╭─ Data for review

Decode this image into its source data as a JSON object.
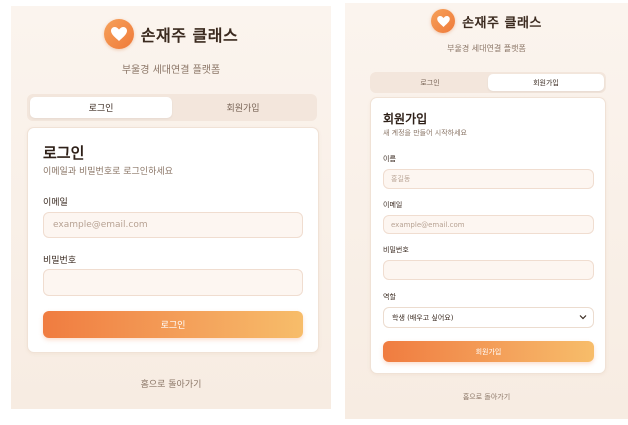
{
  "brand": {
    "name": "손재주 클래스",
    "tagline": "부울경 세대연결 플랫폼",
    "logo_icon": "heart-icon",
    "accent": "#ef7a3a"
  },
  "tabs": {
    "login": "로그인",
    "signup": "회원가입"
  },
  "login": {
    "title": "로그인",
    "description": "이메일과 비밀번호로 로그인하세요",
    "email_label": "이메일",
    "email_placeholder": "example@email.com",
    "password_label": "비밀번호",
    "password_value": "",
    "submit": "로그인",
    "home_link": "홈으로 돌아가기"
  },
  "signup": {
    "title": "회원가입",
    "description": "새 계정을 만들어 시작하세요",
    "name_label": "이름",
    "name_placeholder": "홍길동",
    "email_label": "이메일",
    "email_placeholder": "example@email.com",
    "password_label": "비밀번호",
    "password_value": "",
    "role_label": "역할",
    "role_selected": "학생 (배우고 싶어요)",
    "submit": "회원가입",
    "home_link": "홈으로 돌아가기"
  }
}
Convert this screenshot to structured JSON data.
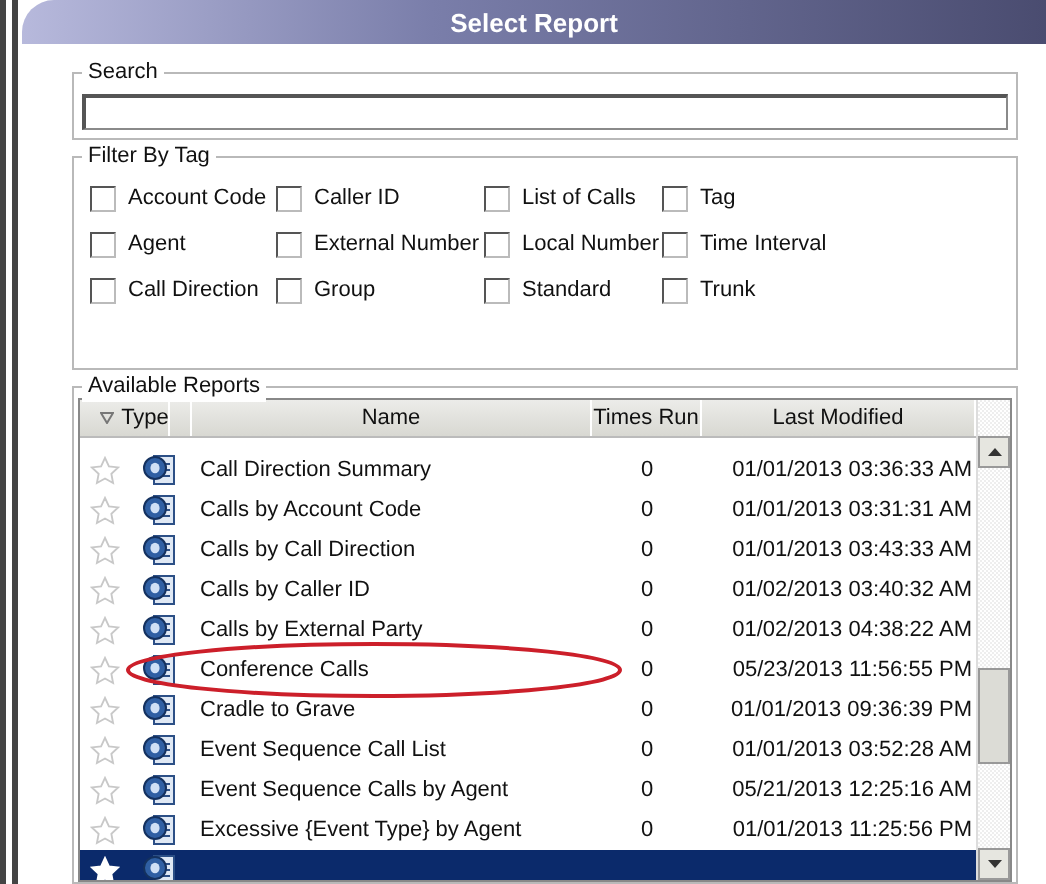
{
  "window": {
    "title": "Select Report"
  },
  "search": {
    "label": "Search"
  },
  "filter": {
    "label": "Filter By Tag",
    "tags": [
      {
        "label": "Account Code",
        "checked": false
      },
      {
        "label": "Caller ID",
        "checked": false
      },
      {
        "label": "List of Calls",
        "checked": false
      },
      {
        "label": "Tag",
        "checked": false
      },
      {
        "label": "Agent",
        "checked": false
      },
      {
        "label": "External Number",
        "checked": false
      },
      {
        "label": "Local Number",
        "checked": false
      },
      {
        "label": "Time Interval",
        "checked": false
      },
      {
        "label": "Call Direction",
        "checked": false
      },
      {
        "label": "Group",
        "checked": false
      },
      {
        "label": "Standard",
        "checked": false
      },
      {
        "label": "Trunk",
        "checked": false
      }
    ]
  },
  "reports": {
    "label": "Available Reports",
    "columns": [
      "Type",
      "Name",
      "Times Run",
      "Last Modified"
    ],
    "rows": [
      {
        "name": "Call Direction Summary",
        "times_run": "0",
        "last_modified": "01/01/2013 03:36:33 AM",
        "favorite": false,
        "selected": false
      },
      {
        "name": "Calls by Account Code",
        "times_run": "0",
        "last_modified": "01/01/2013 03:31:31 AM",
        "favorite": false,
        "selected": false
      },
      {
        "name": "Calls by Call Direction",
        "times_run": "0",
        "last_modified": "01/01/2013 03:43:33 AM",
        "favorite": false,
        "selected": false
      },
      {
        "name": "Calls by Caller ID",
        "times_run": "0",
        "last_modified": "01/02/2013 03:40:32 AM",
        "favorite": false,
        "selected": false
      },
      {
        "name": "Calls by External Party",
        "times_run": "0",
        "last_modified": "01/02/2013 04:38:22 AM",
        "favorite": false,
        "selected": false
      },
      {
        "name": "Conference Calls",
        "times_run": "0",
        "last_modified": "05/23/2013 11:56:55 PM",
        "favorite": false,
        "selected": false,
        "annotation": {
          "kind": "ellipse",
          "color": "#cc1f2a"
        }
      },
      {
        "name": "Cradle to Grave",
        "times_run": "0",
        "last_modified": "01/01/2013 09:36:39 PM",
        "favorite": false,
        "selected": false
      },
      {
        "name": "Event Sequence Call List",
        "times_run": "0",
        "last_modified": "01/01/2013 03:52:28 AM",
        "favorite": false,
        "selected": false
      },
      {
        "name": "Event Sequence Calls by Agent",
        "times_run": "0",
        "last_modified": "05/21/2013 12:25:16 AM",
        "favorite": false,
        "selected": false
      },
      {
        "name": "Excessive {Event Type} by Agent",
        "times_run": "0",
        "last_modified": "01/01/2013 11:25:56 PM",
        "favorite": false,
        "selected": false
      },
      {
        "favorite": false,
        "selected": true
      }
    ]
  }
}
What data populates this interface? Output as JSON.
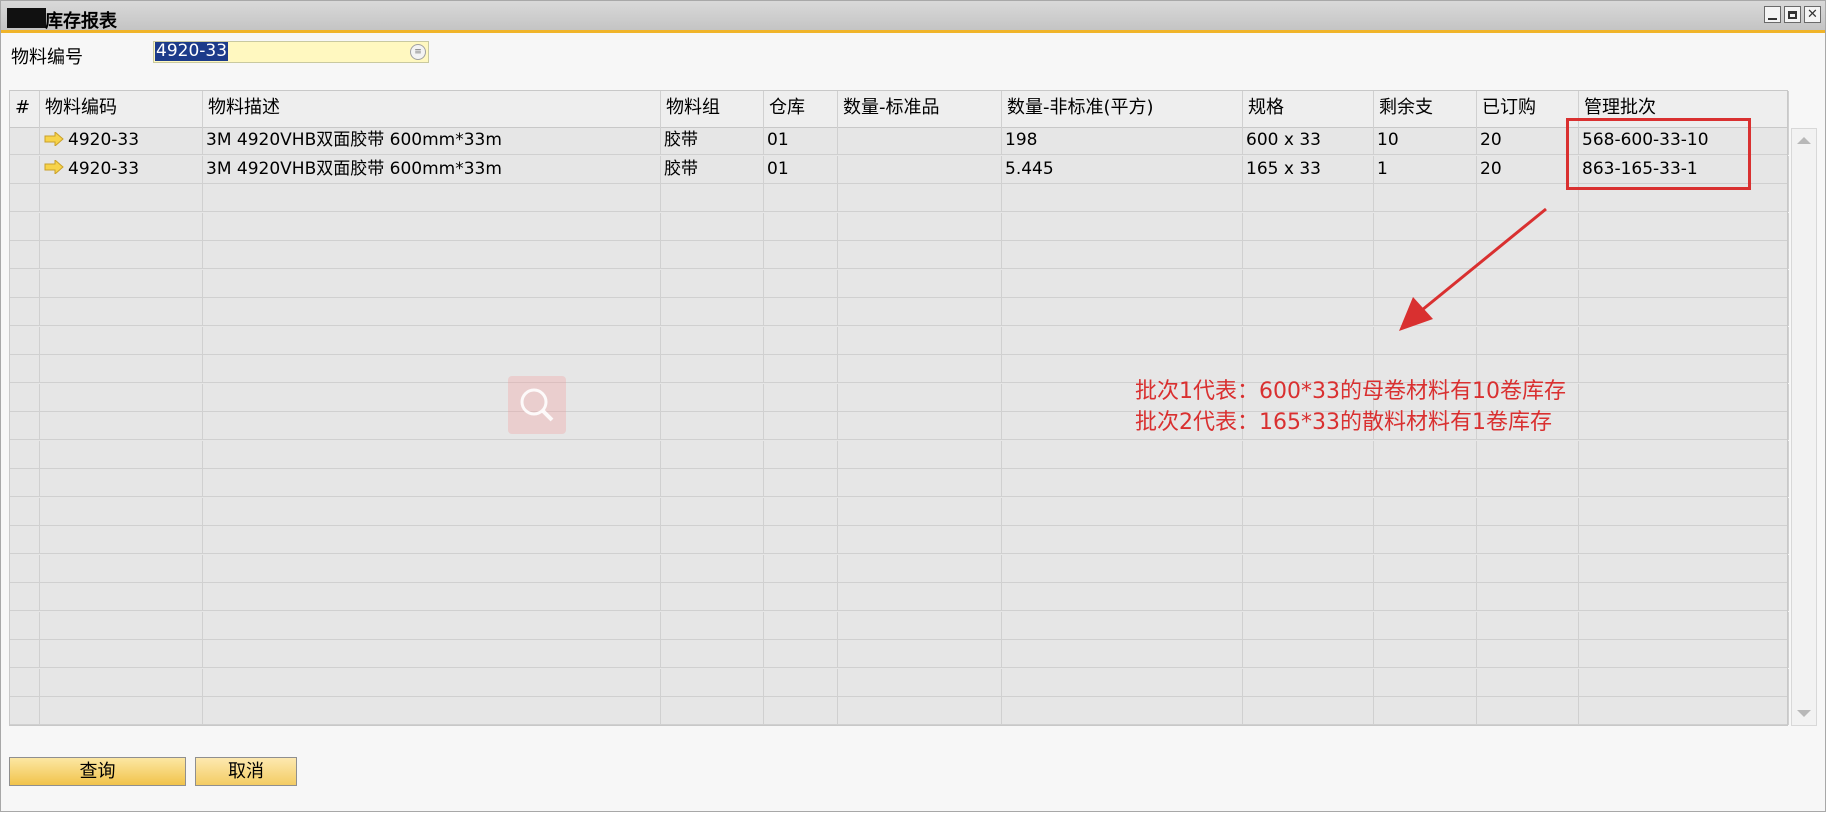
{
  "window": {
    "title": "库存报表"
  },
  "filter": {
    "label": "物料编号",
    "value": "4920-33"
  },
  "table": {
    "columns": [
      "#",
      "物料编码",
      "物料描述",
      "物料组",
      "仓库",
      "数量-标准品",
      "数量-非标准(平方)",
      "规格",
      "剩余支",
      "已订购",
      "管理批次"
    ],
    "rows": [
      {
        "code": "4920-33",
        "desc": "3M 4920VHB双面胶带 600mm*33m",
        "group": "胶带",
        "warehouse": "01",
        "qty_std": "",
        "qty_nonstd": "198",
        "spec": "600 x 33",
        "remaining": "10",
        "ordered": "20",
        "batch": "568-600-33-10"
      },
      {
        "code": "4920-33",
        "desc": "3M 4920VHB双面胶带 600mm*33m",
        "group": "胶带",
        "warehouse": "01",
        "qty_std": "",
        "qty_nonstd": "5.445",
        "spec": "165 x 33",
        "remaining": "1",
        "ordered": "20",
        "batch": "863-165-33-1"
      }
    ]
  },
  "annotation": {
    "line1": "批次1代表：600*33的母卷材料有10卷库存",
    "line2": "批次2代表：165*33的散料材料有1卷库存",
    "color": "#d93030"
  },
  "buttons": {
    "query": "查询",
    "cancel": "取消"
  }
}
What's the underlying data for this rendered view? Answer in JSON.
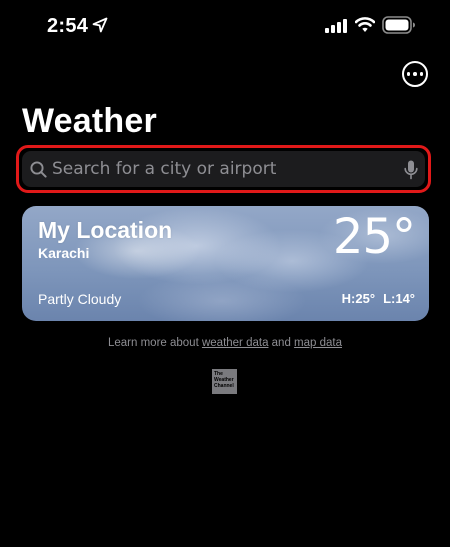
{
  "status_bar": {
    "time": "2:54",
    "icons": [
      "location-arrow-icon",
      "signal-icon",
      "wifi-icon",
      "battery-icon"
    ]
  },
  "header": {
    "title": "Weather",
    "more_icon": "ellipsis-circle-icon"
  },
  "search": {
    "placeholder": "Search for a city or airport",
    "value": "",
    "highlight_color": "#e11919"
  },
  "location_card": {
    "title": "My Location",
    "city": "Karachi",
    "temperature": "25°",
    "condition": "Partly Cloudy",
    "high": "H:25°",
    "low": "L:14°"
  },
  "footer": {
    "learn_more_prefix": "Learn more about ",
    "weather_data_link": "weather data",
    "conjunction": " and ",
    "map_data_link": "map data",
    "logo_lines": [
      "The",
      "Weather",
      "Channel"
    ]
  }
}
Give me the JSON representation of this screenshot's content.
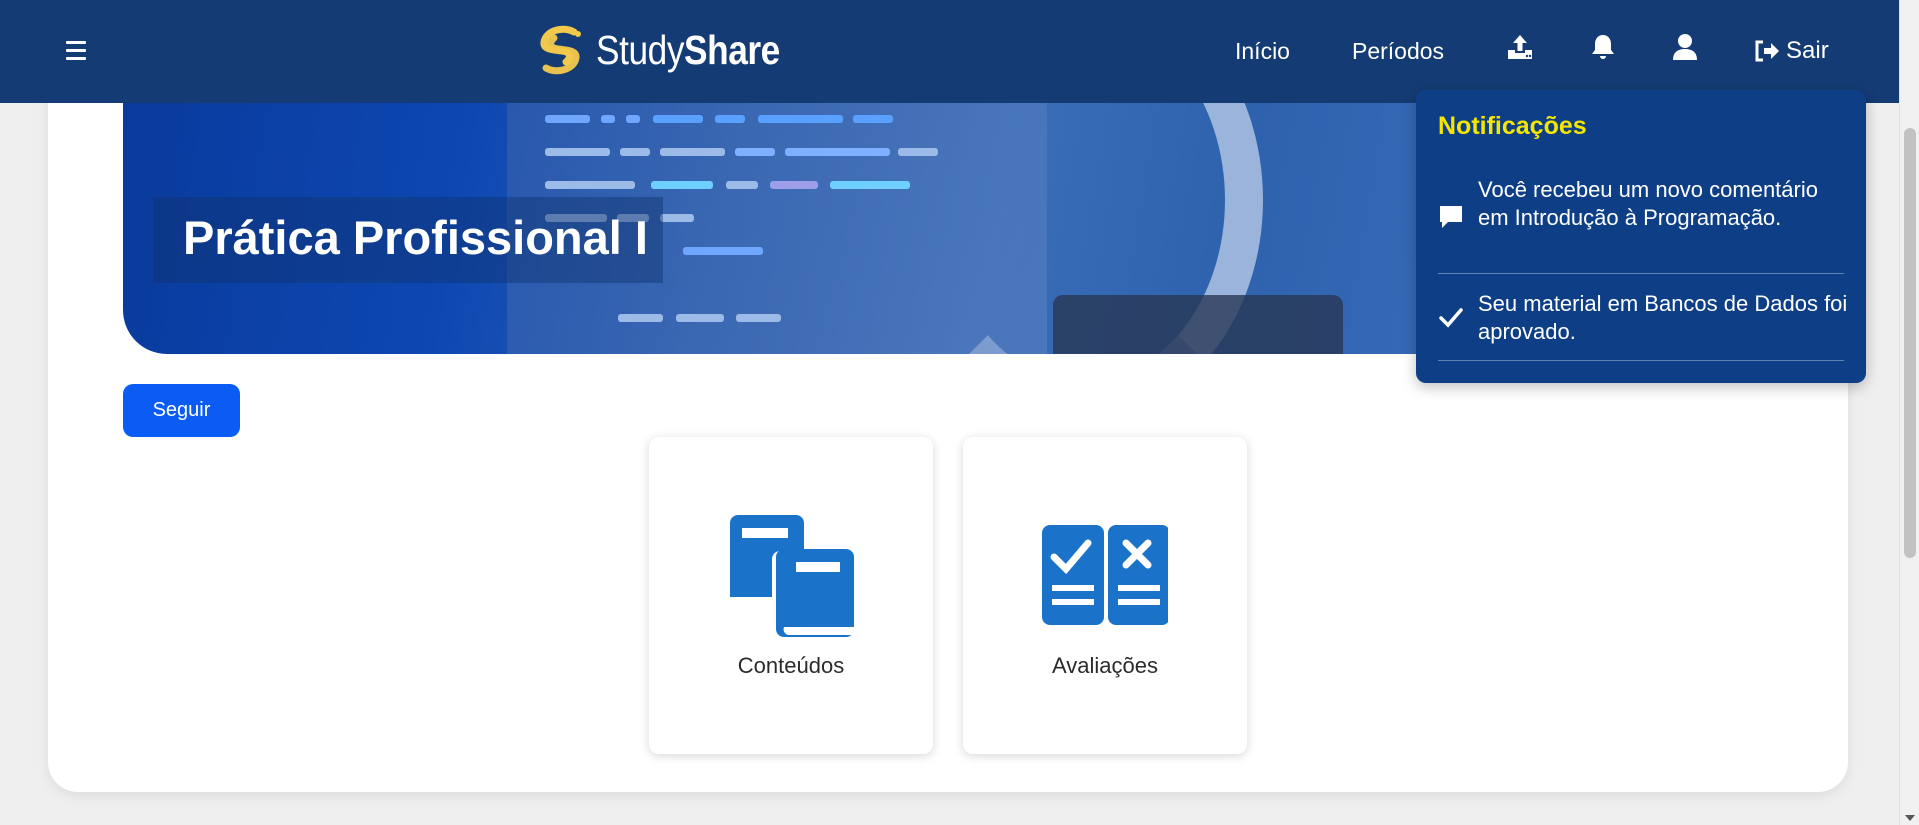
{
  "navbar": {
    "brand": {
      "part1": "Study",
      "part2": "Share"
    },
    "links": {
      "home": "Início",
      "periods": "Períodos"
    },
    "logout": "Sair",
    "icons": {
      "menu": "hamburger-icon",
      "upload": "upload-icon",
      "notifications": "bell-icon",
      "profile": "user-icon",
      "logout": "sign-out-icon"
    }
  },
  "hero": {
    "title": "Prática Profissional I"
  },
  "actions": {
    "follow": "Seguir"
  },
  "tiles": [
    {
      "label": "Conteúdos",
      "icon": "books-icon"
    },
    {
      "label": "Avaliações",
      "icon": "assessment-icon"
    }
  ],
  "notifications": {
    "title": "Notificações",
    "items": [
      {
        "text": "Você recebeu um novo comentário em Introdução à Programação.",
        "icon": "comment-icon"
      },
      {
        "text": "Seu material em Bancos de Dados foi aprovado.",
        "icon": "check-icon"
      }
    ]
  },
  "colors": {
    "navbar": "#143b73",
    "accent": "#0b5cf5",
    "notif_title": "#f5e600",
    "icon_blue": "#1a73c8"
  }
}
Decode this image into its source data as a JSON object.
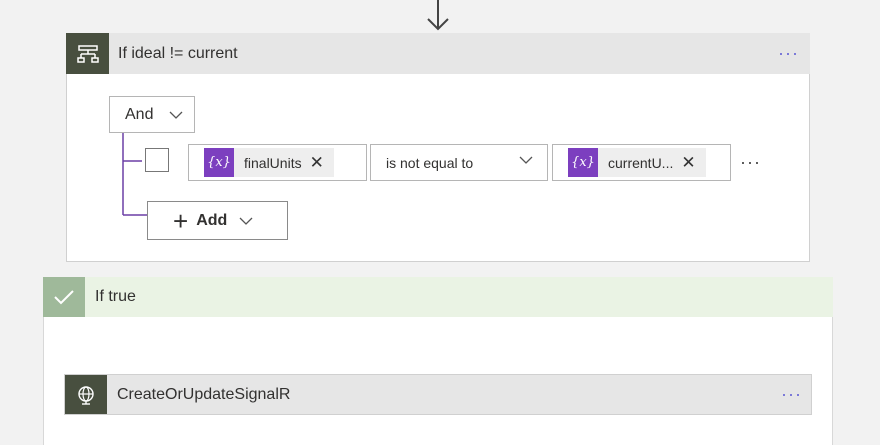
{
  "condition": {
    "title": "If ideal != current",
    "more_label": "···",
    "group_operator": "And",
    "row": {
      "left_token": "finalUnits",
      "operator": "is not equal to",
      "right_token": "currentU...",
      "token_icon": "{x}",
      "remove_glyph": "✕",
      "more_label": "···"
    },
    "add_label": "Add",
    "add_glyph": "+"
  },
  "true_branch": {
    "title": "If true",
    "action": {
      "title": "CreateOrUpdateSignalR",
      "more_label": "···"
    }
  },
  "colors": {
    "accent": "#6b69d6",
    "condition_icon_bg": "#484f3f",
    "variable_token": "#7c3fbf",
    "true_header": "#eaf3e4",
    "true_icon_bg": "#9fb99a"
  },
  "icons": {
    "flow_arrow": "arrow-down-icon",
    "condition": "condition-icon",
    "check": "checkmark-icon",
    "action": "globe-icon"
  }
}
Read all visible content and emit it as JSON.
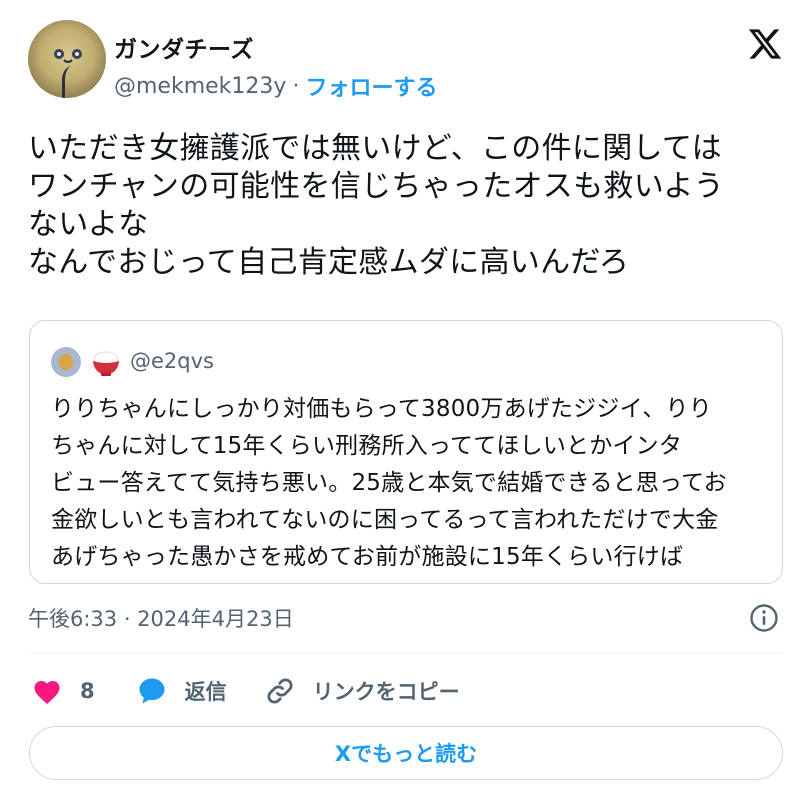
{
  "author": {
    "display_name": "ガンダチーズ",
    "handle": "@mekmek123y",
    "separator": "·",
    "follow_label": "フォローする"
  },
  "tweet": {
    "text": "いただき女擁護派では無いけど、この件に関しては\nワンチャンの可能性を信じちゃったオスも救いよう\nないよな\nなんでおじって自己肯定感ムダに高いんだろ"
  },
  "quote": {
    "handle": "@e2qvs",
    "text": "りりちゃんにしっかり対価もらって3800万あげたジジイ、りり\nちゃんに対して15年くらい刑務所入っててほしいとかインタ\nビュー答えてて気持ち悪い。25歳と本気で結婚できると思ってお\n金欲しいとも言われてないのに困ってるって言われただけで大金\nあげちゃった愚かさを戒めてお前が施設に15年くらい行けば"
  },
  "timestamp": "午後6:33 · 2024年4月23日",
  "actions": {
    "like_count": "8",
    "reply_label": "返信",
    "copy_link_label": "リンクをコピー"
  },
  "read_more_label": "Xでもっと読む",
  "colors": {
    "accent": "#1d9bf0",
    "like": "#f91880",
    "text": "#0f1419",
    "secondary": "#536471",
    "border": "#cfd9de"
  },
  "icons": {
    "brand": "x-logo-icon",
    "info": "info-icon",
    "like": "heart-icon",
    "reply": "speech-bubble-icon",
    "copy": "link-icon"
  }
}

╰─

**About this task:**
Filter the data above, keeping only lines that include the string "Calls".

**Output of the task:**
        "label": "List of Calls",
        "name": "Calls by Account Code",
        "name": "Calls by Call Direction",
        "name": "Calls by Caller ID",
        "name": "Calls by External Party",
        "name": "Conference Calls",
        "name": "Event Sequence Calls by Agent",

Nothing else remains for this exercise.